# Exercise directions
Which lines in the data below contain the word "arrows"? Pull each of them out.

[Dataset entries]
************
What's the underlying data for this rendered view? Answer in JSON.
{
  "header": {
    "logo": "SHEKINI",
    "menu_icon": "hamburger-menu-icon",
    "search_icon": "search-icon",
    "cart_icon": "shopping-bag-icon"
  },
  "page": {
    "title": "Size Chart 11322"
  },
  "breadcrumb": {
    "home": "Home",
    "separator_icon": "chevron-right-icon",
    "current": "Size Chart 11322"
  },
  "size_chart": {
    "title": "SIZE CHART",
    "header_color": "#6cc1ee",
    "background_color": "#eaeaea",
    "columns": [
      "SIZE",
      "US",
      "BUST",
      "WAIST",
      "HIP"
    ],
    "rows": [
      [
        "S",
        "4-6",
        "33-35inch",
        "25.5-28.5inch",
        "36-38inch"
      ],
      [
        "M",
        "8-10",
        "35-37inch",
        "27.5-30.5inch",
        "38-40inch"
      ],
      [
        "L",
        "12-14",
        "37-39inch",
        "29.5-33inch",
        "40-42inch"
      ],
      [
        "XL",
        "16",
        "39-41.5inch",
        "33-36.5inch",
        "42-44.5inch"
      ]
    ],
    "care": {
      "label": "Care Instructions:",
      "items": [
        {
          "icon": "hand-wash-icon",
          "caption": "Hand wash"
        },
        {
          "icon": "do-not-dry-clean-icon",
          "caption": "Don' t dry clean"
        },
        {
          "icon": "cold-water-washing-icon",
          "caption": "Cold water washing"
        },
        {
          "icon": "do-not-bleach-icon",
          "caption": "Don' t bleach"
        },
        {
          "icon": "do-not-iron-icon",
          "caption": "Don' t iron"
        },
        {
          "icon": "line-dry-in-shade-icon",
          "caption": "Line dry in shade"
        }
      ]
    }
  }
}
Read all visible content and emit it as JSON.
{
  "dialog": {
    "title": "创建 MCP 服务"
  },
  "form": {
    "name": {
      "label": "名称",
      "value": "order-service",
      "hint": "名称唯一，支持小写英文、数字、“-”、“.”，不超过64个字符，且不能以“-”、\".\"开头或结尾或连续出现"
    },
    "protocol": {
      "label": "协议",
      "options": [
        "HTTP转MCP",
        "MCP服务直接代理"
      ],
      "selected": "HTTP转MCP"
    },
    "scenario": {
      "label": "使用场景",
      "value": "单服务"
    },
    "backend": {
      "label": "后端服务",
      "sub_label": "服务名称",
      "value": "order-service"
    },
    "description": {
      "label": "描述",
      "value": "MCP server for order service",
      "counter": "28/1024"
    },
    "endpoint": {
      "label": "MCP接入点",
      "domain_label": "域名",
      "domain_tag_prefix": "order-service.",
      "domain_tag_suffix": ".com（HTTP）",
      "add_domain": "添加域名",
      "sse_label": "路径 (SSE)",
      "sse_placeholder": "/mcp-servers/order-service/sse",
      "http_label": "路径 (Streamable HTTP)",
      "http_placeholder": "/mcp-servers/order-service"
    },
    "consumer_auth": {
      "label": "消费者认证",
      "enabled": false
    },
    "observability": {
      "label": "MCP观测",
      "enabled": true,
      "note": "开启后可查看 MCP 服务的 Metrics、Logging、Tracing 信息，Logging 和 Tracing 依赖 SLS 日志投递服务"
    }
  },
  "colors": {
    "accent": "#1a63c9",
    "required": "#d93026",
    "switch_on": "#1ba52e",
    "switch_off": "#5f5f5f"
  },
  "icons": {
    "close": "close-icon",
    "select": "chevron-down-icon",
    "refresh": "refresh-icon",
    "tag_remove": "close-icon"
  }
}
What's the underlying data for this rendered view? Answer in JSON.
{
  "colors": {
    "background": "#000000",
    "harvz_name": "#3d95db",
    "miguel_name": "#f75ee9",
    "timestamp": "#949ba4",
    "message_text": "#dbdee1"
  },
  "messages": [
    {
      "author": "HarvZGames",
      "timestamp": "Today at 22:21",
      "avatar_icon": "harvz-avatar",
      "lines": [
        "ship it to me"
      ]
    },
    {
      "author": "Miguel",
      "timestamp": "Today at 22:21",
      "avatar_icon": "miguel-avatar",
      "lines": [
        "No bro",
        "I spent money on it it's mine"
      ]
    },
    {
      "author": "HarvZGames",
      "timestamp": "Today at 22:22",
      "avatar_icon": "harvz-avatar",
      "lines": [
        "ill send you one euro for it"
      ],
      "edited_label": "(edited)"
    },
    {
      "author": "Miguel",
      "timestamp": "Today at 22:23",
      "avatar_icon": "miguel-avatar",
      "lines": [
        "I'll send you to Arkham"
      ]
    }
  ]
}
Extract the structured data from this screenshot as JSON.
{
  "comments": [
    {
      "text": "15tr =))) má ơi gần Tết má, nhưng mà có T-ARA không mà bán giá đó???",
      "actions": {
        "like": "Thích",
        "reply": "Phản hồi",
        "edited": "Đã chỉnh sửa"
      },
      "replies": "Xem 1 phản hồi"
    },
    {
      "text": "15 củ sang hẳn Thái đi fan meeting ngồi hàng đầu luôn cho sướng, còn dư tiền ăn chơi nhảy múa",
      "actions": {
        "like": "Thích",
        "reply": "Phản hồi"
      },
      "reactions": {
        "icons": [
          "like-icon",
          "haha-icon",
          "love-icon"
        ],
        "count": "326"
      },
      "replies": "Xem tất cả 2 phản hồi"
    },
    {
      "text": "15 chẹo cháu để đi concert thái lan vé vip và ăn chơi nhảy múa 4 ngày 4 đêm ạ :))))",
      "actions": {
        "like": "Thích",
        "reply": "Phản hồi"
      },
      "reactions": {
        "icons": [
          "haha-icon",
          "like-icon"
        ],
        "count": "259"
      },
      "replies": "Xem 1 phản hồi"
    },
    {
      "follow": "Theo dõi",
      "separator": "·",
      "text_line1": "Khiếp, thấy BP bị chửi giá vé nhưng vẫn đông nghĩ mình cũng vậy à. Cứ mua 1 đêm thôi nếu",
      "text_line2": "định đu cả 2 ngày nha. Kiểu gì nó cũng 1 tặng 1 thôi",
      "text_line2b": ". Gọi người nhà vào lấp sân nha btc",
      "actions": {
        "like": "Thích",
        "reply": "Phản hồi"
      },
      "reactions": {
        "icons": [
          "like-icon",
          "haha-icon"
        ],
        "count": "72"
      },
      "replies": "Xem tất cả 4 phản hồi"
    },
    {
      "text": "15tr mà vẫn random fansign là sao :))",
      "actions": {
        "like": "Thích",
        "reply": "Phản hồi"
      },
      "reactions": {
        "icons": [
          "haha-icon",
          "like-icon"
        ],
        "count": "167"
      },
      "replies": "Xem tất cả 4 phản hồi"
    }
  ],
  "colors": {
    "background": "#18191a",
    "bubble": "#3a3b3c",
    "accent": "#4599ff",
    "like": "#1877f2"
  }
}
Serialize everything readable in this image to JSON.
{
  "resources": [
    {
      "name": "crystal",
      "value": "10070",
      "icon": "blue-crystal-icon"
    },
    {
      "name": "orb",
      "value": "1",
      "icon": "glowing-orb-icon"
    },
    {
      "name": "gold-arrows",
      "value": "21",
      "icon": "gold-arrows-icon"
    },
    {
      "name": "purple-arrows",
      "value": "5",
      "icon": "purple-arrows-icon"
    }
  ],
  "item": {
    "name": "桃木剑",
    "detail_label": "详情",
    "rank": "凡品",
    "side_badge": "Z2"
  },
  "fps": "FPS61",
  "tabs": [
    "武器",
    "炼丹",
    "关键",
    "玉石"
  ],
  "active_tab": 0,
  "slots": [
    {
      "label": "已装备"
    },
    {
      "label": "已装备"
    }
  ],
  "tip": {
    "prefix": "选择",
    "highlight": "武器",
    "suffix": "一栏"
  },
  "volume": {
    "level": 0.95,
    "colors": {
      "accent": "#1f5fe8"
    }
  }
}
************
# Response to this task
      "name": "gold-arrows",
      "icon": "gold-arrows-icon"
      "name": "purple-arrows",
      "icon": "purple-arrows-icon"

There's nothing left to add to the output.